Redbourn Primitive Methodist Chapel, Hertfordshire
From the Primitive Methodist Magazine for 1858 we learn that the St Albans Mission included a society at Redbourn. At this date the St Albans Mission, and thus also Redbourn, was part of the Watford and St Albans Primitive Methodist circuit.
Wesleyan Methodists had had a chapel at North Common in the village since 1837, before Primitive Methodism had even arrived in Hertfordshire, but it was not until 1862 that the Primitive Methodist chapel was built at East Common. The first baptism at the chapel was recorded in that year.
The chapel, which could accommodate 100 people, was an example of the very common ‘nonconformist nondescript style’, typically a ‘long rectangle’ plan, with brick elevations under a pitched and clay tiled roof, with the gable facing the road, and with tall semicircular-circular headed windows. It was built of brick, the render on the front elevation probably being a later alteration. The front porch also appears to have been a subsequent addition, possibly at the time the elevation to the road was altered and the original windows were blocked up.
In 1877 the Primitive Methodist societies at St Albans and Redbourn split away from the Watford and St Albans Circuit and formed themselves into a separate circuit which become known as the St Albans Mission. In Urwick’s 1884 survey of Nonconformity in Herts, Redbourn is included in the “List of Places of Meeting for Religious Worship certified to the Registrar-General since 1st July 1852”.
The chapel at Redbourn transferred to the Luton circuit in 1887. By 1933 this had become the Luton and Dunstable Primitive Methodist Circuit, and a circuit plan for that year refers to Hertfordshire chapels at Trowley Bottom, Bendish, Harpenden (Southdown Road), Redbourn and St Albans (Boundary Road).

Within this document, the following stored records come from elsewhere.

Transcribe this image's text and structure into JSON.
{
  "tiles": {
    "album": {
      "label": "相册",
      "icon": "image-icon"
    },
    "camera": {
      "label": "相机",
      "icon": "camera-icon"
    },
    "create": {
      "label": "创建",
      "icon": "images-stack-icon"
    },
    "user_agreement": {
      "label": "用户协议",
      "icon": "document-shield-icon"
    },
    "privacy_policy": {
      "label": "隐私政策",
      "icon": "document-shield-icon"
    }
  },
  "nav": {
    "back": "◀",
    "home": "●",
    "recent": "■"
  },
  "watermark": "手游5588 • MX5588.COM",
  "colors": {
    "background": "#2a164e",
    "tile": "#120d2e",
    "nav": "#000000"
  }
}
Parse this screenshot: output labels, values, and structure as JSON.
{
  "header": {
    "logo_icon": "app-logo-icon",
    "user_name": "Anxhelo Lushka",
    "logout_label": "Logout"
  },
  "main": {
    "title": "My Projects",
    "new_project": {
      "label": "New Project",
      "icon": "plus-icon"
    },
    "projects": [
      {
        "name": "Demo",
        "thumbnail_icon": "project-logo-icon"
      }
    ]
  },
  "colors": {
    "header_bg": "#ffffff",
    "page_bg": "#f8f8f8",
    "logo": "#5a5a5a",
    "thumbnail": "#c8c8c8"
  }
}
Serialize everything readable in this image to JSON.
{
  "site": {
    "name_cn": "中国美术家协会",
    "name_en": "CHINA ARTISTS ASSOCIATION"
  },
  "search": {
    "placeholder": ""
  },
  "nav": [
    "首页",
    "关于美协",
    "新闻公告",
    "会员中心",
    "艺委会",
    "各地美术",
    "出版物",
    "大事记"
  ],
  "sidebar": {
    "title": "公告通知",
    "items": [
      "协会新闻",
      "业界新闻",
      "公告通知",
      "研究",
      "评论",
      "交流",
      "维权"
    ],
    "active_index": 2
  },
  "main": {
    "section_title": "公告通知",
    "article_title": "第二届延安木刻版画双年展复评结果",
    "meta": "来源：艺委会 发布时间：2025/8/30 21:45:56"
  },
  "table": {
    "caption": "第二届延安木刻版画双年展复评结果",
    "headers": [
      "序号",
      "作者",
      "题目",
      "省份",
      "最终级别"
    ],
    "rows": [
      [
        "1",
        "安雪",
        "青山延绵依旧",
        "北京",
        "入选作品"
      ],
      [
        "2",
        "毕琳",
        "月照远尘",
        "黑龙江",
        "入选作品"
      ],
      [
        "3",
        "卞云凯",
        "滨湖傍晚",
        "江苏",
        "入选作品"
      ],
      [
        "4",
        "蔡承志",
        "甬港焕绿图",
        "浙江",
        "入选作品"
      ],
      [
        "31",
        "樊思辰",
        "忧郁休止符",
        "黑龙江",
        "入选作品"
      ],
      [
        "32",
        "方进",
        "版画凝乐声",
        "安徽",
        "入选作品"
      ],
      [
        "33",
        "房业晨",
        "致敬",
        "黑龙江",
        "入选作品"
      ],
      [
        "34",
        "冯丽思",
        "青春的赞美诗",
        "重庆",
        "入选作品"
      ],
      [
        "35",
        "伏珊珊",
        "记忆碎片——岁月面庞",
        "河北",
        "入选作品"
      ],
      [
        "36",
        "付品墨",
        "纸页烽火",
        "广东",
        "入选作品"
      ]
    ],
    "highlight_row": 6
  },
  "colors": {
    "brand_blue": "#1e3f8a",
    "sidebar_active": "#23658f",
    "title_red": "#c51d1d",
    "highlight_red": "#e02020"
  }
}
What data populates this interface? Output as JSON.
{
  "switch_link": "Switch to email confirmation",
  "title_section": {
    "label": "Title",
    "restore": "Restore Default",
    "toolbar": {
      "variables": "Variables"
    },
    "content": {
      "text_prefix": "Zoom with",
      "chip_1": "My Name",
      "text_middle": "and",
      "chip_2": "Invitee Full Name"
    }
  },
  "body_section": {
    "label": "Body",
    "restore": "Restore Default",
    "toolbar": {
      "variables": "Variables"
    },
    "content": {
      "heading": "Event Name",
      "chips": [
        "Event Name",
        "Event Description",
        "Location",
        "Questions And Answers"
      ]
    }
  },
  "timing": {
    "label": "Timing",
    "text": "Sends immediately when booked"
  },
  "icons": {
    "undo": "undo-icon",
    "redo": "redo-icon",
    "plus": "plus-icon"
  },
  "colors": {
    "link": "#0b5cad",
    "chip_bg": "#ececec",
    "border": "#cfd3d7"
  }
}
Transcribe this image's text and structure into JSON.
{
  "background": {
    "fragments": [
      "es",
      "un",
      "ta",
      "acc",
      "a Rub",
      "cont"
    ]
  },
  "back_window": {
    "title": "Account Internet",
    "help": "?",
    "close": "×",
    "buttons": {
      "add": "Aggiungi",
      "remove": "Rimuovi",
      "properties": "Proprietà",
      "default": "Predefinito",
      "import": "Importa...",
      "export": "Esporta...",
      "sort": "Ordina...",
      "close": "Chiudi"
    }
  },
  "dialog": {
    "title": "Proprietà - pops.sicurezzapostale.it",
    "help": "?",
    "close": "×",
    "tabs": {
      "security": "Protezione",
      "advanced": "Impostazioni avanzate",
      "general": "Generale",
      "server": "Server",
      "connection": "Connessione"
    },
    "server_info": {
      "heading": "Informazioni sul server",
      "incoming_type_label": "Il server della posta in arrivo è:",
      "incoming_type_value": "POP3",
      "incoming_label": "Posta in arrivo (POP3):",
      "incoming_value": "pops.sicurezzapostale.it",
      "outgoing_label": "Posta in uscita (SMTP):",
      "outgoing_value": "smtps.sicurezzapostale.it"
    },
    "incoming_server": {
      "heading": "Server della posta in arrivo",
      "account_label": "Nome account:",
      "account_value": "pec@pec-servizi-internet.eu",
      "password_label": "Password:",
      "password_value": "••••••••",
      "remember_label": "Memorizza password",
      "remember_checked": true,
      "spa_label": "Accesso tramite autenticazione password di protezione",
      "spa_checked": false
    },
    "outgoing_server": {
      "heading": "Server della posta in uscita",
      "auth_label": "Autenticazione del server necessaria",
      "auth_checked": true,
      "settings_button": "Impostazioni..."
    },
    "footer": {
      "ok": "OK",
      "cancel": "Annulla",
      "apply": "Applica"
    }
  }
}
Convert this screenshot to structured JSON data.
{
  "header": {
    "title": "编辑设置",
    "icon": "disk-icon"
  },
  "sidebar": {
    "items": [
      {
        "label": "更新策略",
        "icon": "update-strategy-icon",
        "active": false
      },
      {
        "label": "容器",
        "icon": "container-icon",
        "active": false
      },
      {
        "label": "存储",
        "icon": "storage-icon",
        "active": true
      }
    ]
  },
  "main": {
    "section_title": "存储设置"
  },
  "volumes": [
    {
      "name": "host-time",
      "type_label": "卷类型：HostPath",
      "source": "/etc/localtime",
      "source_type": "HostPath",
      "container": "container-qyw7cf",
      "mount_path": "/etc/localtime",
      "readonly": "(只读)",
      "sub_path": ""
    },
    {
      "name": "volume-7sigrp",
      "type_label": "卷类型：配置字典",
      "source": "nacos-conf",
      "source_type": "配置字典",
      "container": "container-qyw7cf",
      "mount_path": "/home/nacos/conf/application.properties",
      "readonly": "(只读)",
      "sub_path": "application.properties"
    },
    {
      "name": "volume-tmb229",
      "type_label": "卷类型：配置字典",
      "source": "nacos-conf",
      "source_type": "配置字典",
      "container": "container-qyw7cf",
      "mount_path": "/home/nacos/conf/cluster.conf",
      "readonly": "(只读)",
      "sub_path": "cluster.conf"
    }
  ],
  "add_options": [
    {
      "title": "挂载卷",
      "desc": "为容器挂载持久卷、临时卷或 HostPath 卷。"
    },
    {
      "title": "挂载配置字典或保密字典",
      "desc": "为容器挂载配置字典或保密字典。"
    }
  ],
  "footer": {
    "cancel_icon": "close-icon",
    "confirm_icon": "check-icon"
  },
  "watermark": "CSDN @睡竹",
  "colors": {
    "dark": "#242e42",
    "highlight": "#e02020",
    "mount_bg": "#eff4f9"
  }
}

At Methodist Union in 1932 it seems that it was proposed that the Primitive Methodist chapel at East Common should unite with the Wesleyan chapel at North Common; however, it took some while for both congregations to agree to this move because amalgamation did not occur until 1939. During the Second World War the East Common chapel was let to industrial users. The 1940 Statistical Returns of the Methodist Church record that the building had been “damaged by enemy action” in the Second World War. In 1946 it was sold to the Open Brethren and once again used for worship. However, by 1962, the building was in a sorry state and it was soon demolished. A house now stands on the site.
Primitive Methodist Magazine, 1858
A History of the County of Hertford , Volume 2, Victoria County History, 1908
Hertfordshire Archives and Local Studies: NM5/18, NM5/43, NM2/4/5, NM7/1
Methodist Church, Methodist Church Buildings – Statistical Returns including seating accommodation as at July 1st, 1940 (Manchester: Department for Chapel Affairs, 1947)
William Urwick, Nonconformity in Herts (London: Hazell, Watson and Viney Limited, 1884)
Herts Memories web site: http://hertsmemories.org.uk/page_id__4713.aspx